Four Brothers Charged in $19 Million Amazon Vending Scam

Reuters

Four Brothers Charged in $19 Million Amazon Vending Scam

All four men were charged with conspiracy to commit wire fraud, wire fraud, and money laundering.

The U.S. Attorney for the Southern District of New York on Thursday announced the indictment of former Trump campaign chairman and White House aide Steve Bannon, among others, for their part in what the prosecutors called fraud in connection with a scheme to privately fund a border wall.

But those weren’t the only major criminal charges brought by SDNY this week alleging fraud. On Wednesday, the office announced federal charges against four brothers who they say were “engaging in a scheme to systematically defraud amazon.com.” The brothers, Yoel Abraham, Heshl Abraham, Zishe Abraham and Shmuel Abraham, who are based in Rockland County, N.Y., allegedly attempted to obtain as much as $32 million, and successfully took $19 million. The brothers range in age from twenty-four to thirty-two.

 “The indictment alleges that Yoel, Heshl, Zishe, and Shmuel Abraham came up with a new twist on an old trick, but the use of complex technology did not hide the simple fact that the defendants were bilking Amazon for goods they never provided,” Audrey Strauss, the acting U.S. Attorney, said in the announcement of the charges. Strauss becoming acting U.S. Attorney in SDNY after the controversial firing earlier this summer of her predecessor Geoffrey Berman.

All four men were charged with conspiracy to commit wire fraud, wire fraud, and money laundering. They face up to twenty years each on the first two charges and an additional ten on the money laundering.

The alleged scam worked as follows: The four Abraham brothers, claiming to be wholesalers, opened vendor accounts with Amazon, at which point they began accepting purchase orders. 

“Instead,” the SDNY announcement aid, “they manipulated Amazon’s vendor system, and then, in the most egregious iteration of the scheme, invoiced the company for substitute goods at grossly inflated prices and excessive quantities. The defendants frequently shipped and invoiced for more than 10,000 units of an item when Amazon had requested, and the defendants had agreed to ship, fewer than 100.”

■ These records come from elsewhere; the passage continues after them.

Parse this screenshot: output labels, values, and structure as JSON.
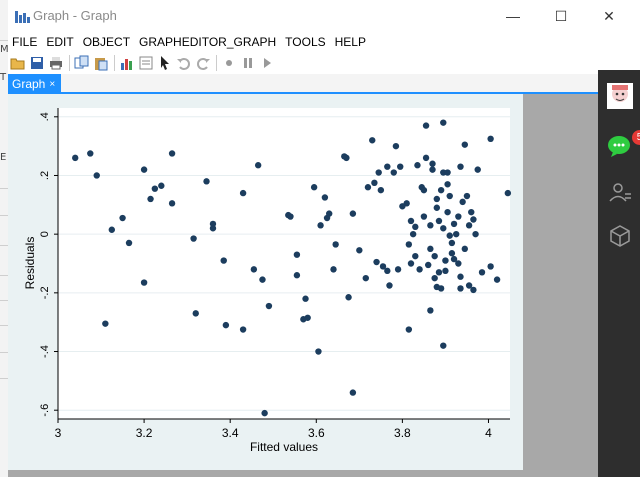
{
  "window": {
    "title": "Graph - Graph"
  },
  "window_controls": {
    "minimize": "—",
    "maximize": "☐",
    "close": "✕"
  },
  "menu": [
    "FILE",
    "EDIT",
    "OBJECT",
    "GRAPHEDITOR_GRAPH",
    "TOOLS",
    "HELP"
  ],
  "toolbar": {
    "icons": [
      "open-icon",
      "save-icon",
      "print-icon",
      "copy-icon",
      "paste-icon",
      "chart-icon",
      "properties-icon",
      "pointer-icon",
      "undo-icon",
      "redo-icon",
      "record-icon",
      "pause-icon",
      "play-icon"
    ]
  },
  "tab": {
    "label": "Graph",
    "close": "×"
  },
  "background_window": {
    "tags": [
      "E",
      "T",
      "M"
    ]
  },
  "dock": {
    "badge_count": "5",
    "icons": [
      "avatar",
      "chat-icon",
      "contacts-icon",
      "cube-icon"
    ]
  },
  "colors": {
    "accent": "#1e90ff",
    "marker": "#1c3d5e",
    "plot_bg": "#eaf2f3",
    "dock_bg": "#2e2e2e",
    "badge": "#e53935"
  },
  "chart_data": {
    "type": "scatter",
    "xlabel": "Fitted values",
    "ylabel": "Residuals",
    "xlim": [
      3,
      4.05
    ],
    "ylim": [
      -0.63,
      0.43
    ],
    "xticks": [
      "3",
      "3.2",
      "3.4",
      "3.6",
      "3.8",
      "4"
    ],
    "yticks": [
      "-.6",
      "-.4",
      "-.2",
      "0",
      ".2",
      ".4"
    ],
    "grid": true,
    "points": [
      [
        3.04,
        0.26
      ],
      [
        3.075,
        0.275
      ],
      [
        3.09,
        0.2
      ],
      [
        3.11,
        -0.305
      ],
      [
        3.125,
        0.015
      ],
      [
        3.15,
        0.055
      ],
      [
        3.165,
        -0.03
      ],
      [
        3.2,
        -0.165
      ],
      [
        3.2,
        0.22
      ],
      [
        3.215,
        0.12
      ],
      [
        3.225,
        0.155
      ],
      [
        3.24,
        0.165
      ],
      [
        3.265,
        0.275
      ],
      [
        3.265,
        0.105
      ],
      [
        3.315,
        -0.015
      ],
      [
        3.32,
        -0.27
      ],
      [
        3.345,
        0.18
      ],
      [
        3.36,
        0.035
      ],
      [
        3.36,
        0.02
      ],
      [
        3.385,
        -0.09
      ],
      [
        3.39,
        -0.31
      ],
      [
        3.43,
        -0.325
      ],
      [
        3.43,
        0.14
      ],
      [
        3.455,
        -0.12
      ],
      [
        3.465,
        0.235
      ],
      [
        3.475,
        -0.155
      ],
      [
        3.48,
        -0.61
      ],
      [
        3.49,
        -0.245
      ],
      [
        3.535,
        0.065
      ],
      [
        3.54,
        0.06
      ],
      [
        3.555,
        -0.14
      ],
      [
        3.555,
        -0.07
      ],
      [
        3.57,
        -0.29
      ],
      [
        3.575,
        -0.22
      ],
      [
        3.58,
        -0.285
      ],
      [
        3.595,
        0.16
      ],
      [
        3.605,
        -0.4
      ],
      [
        3.61,
        0.03
      ],
      [
        3.62,
        0.125
      ],
      [
        3.625,
        0.055
      ],
      [
        3.63,
        0.07
      ],
      [
        3.64,
        -0.12
      ],
      [
        3.645,
        -0.035
      ],
      [
        3.665,
        0.265
      ],
      [
        3.67,
        0.26
      ],
      [
        3.675,
        -0.215
      ],
      [
        3.685,
        0.07
      ],
      [
        3.685,
        -0.54
      ],
      [
        3.7,
        -0.055
      ],
      [
        3.715,
        -0.15
      ],
      [
        3.72,
        0.16
      ],
      [
        3.73,
        0.32
      ],
      [
        3.735,
        0.175
      ],
      [
        3.74,
        -0.095
      ],
      [
        3.745,
        0.21
      ],
      [
        3.75,
        0.15
      ],
      [
        3.755,
        -0.11
      ],
      [
        3.765,
        0.23
      ],
      [
        3.765,
        -0.125
      ],
      [
        3.77,
        -0.175
      ],
      [
        3.78,
        0.21
      ],
      [
        3.785,
        0.3
      ],
      [
        3.79,
        -0.12
      ],
      [
        3.795,
        0.23
      ],
      [
        3.8,
        0.095
      ],
      [
        3.81,
        0.105
      ],
      [
        3.815,
        -0.035
      ],
      [
        3.815,
        -0.325
      ],
      [
        3.82,
        0.045
      ],
      [
        3.82,
        -0.1
      ],
      [
        3.825,
        0.0
      ],
      [
        3.83,
        0.025
      ],
      [
        3.83,
        -0.075
      ],
      [
        3.835,
        0.235
      ],
      [
        3.84,
        -0.12
      ],
      [
        3.845,
        0.16
      ],
      [
        3.85,
        0.15
      ],
      [
        3.85,
        0.06
      ],
      [
        3.855,
        0.26
      ],
      [
        3.855,
        0.37
      ],
      [
        3.86,
        -0.105
      ],
      [
        3.865,
        -0.26
      ],
      [
        3.865,
        0.03
      ],
      [
        3.865,
        -0.05
      ],
      [
        3.87,
        0.22
      ],
      [
        3.87,
        0.24
      ],
      [
        3.875,
        -0.15
      ],
      [
        3.875,
        -0.075
      ],
      [
        3.88,
        0.12
      ],
      [
        3.88,
        0.09
      ],
      [
        3.88,
        -0.18
      ],
      [
        3.885,
        0.045
      ],
      [
        3.885,
        -0.13
      ],
      [
        3.89,
        -0.185
      ],
      [
        3.89,
        0.15
      ],
      [
        3.895,
        0.02
      ],
      [
        3.895,
        0.21
      ],
      [
        3.895,
        0.38
      ],
      [
        3.895,
        -0.38
      ],
      [
        3.9,
        -0.09
      ],
      [
        3.9,
        -0.125
      ],
      [
        3.905,
        0.17
      ],
      [
        3.905,
        0.21
      ],
      [
        3.905,
        0.075
      ],
      [
        3.91,
        -0.005
      ],
      [
        3.91,
        0.13
      ],
      [
        3.915,
        -0.03
      ],
      [
        3.915,
        -0.065
      ],
      [
        3.92,
        -0.085
      ],
      [
        3.92,
        0.035
      ],
      [
        3.925,
        0.0
      ],
      [
        3.93,
        0.06
      ],
      [
        3.93,
        -0.1
      ],
      [
        3.935,
        0.23
      ],
      [
        3.935,
        -0.185
      ],
      [
        3.935,
        -0.145
      ],
      [
        3.94,
        0.11
      ],
      [
        3.945,
        0.305
      ],
      [
        3.945,
        -0.05
      ],
      [
        3.95,
        0.13
      ],
      [
        3.955,
        0.03
      ],
      [
        3.955,
        -0.175
      ],
      [
        3.96,
        0.075
      ],
      [
        3.965,
        0.05
      ],
      [
        3.965,
        -0.19
      ],
      [
        3.97,
        0.0
      ],
      [
        3.975,
        0.22
      ],
      [
        3.985,
        -0.13
      ],
      [
        4.005,
        0.325
      ],
      [
        4.005,
        -0.11
      ],
      [
        4.02,
        -0.155
      ],
      [
        4.045,
        0.14
      ]
    ]
  }
}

The government also quoted from WhatsApp discussion logs in which the four accused men communicated with one another about the alleged scam, and appeared to speak in uncoded language about exactly what they were doing. And once Amazon caught on to what was going on, the four brothers allegedly registered new vendor accounts under fake names, which included the use of virtual private servers.

 “The four charged today allegedly attempted to defraud Amazon out of tens of millions of dollars through a sophisticated and layered fraudulent invoicing scheme,” Special Agent-in-Charge Peter C. Fitzhugh, of Homeland Security Investigations, said in the release. “Invoice fraud is not a victimless crime. Millions of dollars in lost revenue negatively impacts a company’s ability to provide cost-effective services to legitimate customers who use the vendor’s platform. HSI works closely with our private partners to ensure that this type of fraud is mitigated, and those criminals are prosecuted for their actions.”

Stephen Silver, a technology writer for the National Interest, is a journalist, essayist and film critic, who is also a contributor to Philly Voice, Philadelphia Weekly, the Jewish Telegraphic Agency, Living Life Fearless, Backstage magazine, Broad Street Review and Splice Today. The co-founder of the Philadelphia Film Critics Circle, Stephen lives in suburban Philadelphia with his wife and two sons. Follow him on Twitter at @StephenSilver.

Image: Reuters